Saved data entries:
>>
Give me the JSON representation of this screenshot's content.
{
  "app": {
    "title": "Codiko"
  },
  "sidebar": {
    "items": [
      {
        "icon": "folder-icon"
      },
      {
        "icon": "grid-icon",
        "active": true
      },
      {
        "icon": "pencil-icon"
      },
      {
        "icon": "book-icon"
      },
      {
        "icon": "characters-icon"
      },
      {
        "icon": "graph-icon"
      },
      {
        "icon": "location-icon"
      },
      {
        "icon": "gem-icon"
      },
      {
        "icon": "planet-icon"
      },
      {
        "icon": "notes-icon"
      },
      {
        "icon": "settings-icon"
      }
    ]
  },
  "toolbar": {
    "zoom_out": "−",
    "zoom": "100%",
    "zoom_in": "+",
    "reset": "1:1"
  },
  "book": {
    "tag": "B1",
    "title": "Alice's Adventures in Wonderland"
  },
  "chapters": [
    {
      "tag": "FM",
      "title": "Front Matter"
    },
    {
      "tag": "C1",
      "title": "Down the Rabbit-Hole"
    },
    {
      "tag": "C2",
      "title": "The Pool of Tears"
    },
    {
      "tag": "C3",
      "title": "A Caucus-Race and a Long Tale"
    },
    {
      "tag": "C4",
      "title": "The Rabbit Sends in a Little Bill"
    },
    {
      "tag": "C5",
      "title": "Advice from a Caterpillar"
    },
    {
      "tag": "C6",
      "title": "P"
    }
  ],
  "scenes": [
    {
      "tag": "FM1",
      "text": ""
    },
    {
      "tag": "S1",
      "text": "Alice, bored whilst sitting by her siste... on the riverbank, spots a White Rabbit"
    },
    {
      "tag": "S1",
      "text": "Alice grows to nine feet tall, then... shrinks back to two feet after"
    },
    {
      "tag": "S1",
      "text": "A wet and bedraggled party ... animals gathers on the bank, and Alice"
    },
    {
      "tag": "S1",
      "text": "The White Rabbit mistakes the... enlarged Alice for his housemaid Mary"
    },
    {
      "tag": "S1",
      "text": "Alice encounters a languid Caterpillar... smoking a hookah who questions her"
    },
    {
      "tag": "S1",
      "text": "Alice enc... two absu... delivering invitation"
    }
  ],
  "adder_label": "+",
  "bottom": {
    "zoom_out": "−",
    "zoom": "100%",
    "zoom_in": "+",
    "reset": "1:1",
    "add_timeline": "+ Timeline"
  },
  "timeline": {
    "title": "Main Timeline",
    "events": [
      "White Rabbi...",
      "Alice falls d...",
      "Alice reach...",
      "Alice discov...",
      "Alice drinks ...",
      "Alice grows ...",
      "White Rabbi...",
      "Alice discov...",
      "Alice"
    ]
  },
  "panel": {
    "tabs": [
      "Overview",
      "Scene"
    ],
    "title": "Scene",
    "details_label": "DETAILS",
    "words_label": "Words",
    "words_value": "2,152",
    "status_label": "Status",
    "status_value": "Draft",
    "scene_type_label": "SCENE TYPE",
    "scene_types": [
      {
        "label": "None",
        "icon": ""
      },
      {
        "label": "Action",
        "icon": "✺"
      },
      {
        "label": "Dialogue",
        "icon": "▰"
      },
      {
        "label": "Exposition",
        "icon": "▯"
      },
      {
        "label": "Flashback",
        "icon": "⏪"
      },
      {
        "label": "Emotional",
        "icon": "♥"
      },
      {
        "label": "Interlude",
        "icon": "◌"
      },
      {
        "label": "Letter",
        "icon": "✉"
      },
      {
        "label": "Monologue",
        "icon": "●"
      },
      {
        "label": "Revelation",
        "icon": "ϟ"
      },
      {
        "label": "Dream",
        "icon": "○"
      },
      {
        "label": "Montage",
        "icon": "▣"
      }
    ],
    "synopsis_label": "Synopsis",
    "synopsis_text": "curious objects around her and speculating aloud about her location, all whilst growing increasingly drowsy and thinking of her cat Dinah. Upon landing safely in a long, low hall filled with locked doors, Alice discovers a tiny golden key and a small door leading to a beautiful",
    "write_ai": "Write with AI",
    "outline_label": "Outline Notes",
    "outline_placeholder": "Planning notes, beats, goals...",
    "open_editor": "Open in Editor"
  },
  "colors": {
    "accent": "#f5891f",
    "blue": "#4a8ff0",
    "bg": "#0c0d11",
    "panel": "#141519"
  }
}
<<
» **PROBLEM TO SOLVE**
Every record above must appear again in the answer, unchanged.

» **RESULT FOR THIS EXERCISE**
Give me the JSON representation of this screenshot's content.
{
  "app": {
    "title": "Codiko"
  },
  "sidebar": {
    "items": [
      {
        "icon": "folder-icon"
      },
      {
        "icon": "grid-icon",
        "active": true
      },
      {
        "icon": "pencil-icon"
      },
      {
        "icon": "book-icon"
      },
      {
        "icon": "characters-icon"
      },
      {
        "icon": "graph-icon"
      },
      {
        "icon": "location-icon"
      },
      {
        "icon": "gem-icon"
      },
      {
        "icon": "planet-icon"
      },
      {
        "icon": "notes-icon"
      },
      {
        "icon": "settings-icon"
      }
    ]
  },
  "toolbar": {
    "zoom_out": "−",
    "zoom": "100%",
    "zoom_in": "+",
    "reset": "1:1"
  },
  "book": {
    "tag": "B1",
    "title": "Alice's Adventures in Wonderland"
  },
  "chapters": [
    {
      "tag": "FM",
      "title": "Front Matter"
    },
    {
      "tag": "C1",
      "title": "Down the Rabbit-Hole"
    },
    {
      "tag": "C2",
      "title": "The Pool of Tears"
    },
    {
      "tag": "C3",
      "title": "A Caucus-Race and a Long Tale"
    },
    {
      "tag": "C4",
      "title": "The Rabbit Sends in a Little Bill"
    },
    {
      "tag": "C5",
      "title": "Advice from a Caterpillar"
    },
    {
      "tag": "C6",
      "title": "P"
    }
  ],
  "scenes": [
    {
      "tag": "FM1",
      "text": ""
    },
    {
      "tag": "S1",
      "text": "Alice, bored whilst sitting by her siste... on the riverbank, spots a White Rabbit"
    },
    {
      "tag": "S1",
      "text": "Alice grows to nine feet tall, then... shrinks back to two feet after"
    },
    {
      "tag": "S1",
      "text": "A wet and bedraggled party ... animals gathers on the bank, and Alice"
    },
    {
      "tag": "S1",
      "text": "The White Rabbit mistakes the... enlarged Alice for his housemaid Mary"
    },
    {
      "tag": "S1",
      "text": "Alice encounters a languid Caterpillar... smoking a hookah who questions her"
    },
    {
      "tag": "S1",
      "text": "Alice enc... two absu... delivering invitation"
    }
  ],
  "adder_label": "+",
  "bottom": {
    "zoom_out": "−",
    "zoom": "100%",
    "zoom_in": "+",
    "reset": "1:1",
    "add_timeline": "+ Timeline"
  },
  "timeline": {
    "title": "Main Timeline",
    "events": [
      "White Rabbi...",
      "Alice falls d...",
      "Alice reach...",
      "Alice discov...",
      "Alice drinks ...",
      "Alice grows ...",
      "White Rabbi...",
      "Alice discov...",
      "Alice"
    ]
  },
  "panel": {
    "tabs": [
      "Overview",
      "Scene"
    ],
    "title": "Scene",
    "details_label": "DETAILS",
    "words_label": "Words",
    "words_value": "2,152",
    "status_label": "Status",
    "status_value": "Draft",
    "scene_type_label": "SCENE TYPE",
    "scene_types": [
      {
        "label": "None",
        "icon": ""
      },
      {
        "label": "Action",
        "icon": "✺"
      },
      {
        "label": "Dialogue",
        "icon": "▰"
      },
      {
        "label": "Exposition",
        "icon": "▯"
      },
      {
        "label": "Flashback",
        "icon": "⏪"
      },
      {
        "label": "Emotional",
        "icon": "♥"
      },
      {
        "label": "Interlude",
        "icon": "◌"
      },
      {
        "label": "Letter",
        "icon": "✉"
      },
      {
        "label": "Monologue",
        "icon": "●"
      },
      {
        "label": "Revelation",
        "icon": "ϟ"
      },
      {
        "label": "Dream",
        "icon": "○"
      },
      {
        "label": "Montage",
        "icon": "▣"
      }
    ],
    "synopsis_label": "Synopsis",
    "synopsis_text": "curious objects around her and speculating aloud about her location, all whilst growing increasingly drowsy and thinking of her cat Dinah. Upon landing safely in a long, low hall filled with locked doors, Alice discovers a tiny golden key and a small door leading to a beautiful",
    "write_ai": "Write with AI",
    "outline_label": "Outline Notes",
    "outline_placeholder": "Planning notes, beats, goals...",
    "open_editor": "Open in Editor"
  },
  "colors": {
    "accent": "#f5891f",
    "blue": "#4a8ff0",
    "bg": "#0c0d11",
    "panel": "#141519"
  }
}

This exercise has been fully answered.